In the November Global Threat Intelligence Centre Monthly Threat Report, NTT outlines a snapshot of the threats posed to retailers, including hostile malware activity from WannaCry, Ursnif, and Emotet.
Speaking to Retailbiz, NTT Australia director of cybersecurity, John Karabin says the trend of online consumer behaviour which started in the dot com era, accelerated after the launch of the smartphone and propelled by the current pandemic, has forced businesses to compete to deliver their customer experience in a digital wild west.
“As the e-commerce boom continues, so too do the cybersecurity threats to retailers,” he said.
“The targeting of malware continues to pay dividends for cybercriminals. Specific to retailers, this month’s report identified hostile malware activity from WannaCry, Ursnif, and Emotet. WannaCry, for example, is a worm that is now three years old, however, remains one of the most detected pieces of malware on the internet. This tells us that old vulnerabilities are remaining active targets and adversaries are leveraging artificial intelligence and machine learning and investing in the automation of attacks.
“We’ve seen this especially in recent months with adversaries taking advantage of the current COVID-19 pandemic by repurposing their toolset, deploying new infrastructure, and developing innovative campaigns to proactively target vulnerable organisations.”
According to Karabin, there are a few simple ways retailers can help mitigate threats. The first is to ensure all employees receive regular security training with emphasis on phishing attacks. Second to training is to update antivirus programs and implement strong password policies and ensure accounts use multi-factor authentication.
Black Friday and Cyber Monday see an influx of customers and with more people comes a heightened risk with cybercriminals, Avanade Australia senior director for cyber security, Guillaume Noé told Retailbiz.
“It is important to be aware of the potential threats at this time of the year, and to be prepared, vigilant and ready to respond effectively,” he said.
“Retailers may attract the undue attention of nefarious groups, more than at any other time of the year.

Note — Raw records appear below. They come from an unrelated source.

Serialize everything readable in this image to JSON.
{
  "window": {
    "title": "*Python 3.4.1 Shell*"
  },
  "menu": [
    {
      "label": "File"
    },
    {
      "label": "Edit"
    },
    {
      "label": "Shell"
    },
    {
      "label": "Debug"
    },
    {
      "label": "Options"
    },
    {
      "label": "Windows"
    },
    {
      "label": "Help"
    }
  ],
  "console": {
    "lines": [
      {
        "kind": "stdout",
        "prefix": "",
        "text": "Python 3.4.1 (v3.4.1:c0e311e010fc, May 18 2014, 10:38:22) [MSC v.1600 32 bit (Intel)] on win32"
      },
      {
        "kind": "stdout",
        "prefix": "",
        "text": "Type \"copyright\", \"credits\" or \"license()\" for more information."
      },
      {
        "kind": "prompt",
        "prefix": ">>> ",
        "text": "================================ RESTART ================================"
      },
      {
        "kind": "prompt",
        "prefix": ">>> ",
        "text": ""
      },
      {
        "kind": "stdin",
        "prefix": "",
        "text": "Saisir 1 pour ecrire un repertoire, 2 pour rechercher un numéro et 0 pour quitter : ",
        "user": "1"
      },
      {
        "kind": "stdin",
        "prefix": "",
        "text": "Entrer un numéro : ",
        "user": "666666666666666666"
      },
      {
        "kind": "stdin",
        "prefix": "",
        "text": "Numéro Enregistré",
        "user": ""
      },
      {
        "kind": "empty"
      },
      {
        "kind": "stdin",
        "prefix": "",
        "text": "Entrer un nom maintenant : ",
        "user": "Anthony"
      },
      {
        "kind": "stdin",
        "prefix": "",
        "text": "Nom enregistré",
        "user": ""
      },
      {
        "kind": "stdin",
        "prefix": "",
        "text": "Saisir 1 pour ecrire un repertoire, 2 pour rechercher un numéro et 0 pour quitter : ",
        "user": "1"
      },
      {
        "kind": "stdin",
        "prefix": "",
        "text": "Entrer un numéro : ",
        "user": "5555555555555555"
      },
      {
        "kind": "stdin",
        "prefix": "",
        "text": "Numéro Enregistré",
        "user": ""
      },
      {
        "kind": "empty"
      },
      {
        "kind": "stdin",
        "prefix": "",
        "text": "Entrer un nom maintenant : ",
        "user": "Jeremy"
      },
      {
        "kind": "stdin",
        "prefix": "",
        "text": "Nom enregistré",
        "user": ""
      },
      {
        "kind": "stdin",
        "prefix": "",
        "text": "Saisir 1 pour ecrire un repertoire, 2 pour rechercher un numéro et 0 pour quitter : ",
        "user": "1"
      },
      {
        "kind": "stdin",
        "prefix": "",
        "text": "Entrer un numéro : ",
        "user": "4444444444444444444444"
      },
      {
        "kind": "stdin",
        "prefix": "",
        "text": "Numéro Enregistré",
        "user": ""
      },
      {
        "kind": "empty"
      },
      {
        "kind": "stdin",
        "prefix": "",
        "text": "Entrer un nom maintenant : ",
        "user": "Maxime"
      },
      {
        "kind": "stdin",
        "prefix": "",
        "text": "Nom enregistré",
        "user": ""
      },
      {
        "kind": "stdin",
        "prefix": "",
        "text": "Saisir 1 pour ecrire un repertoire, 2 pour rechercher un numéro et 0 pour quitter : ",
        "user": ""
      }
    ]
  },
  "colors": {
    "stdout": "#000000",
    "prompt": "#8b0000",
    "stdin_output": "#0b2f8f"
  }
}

They can be held to ransom with Denial of Service (DoS) and ransomware attacks crippling their business operations and denying them revenue. They can also be the subject of more sophisticated attacks putting their customers’ data and the reputation of their business at risk. Without due protection and preparation, retailers can be left with few options to deal with the aftermath of an attack, just ahead of one of the most critical transaction windows of the year.

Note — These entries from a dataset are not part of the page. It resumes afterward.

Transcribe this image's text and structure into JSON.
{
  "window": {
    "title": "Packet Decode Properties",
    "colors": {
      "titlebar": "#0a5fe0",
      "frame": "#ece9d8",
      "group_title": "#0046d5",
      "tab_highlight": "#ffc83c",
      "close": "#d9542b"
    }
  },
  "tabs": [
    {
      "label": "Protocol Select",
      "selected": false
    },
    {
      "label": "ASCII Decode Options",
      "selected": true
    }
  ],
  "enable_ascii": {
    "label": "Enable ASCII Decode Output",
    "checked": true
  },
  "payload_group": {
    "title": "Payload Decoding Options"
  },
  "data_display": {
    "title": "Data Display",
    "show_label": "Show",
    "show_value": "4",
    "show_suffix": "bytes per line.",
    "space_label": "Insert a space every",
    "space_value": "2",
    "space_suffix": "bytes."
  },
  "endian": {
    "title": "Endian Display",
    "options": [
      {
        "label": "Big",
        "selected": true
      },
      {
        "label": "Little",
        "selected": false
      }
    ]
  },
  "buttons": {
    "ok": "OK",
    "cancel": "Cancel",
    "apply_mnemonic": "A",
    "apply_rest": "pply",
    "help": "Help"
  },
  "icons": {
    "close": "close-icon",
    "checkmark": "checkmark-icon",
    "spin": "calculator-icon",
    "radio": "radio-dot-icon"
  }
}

“It’s a good time for retailers to review their cyber security risk defences and make any necessary improvements. This is particularly advisable for any businesses that haven’t had a security assessment in the last 12 months. In the event of a cyber-attack, it is essential for businesses to act swiftly and seek guidance from a cyber security specialist.”
This article was written by Emily Bencic and originally appeared on RetailBiz.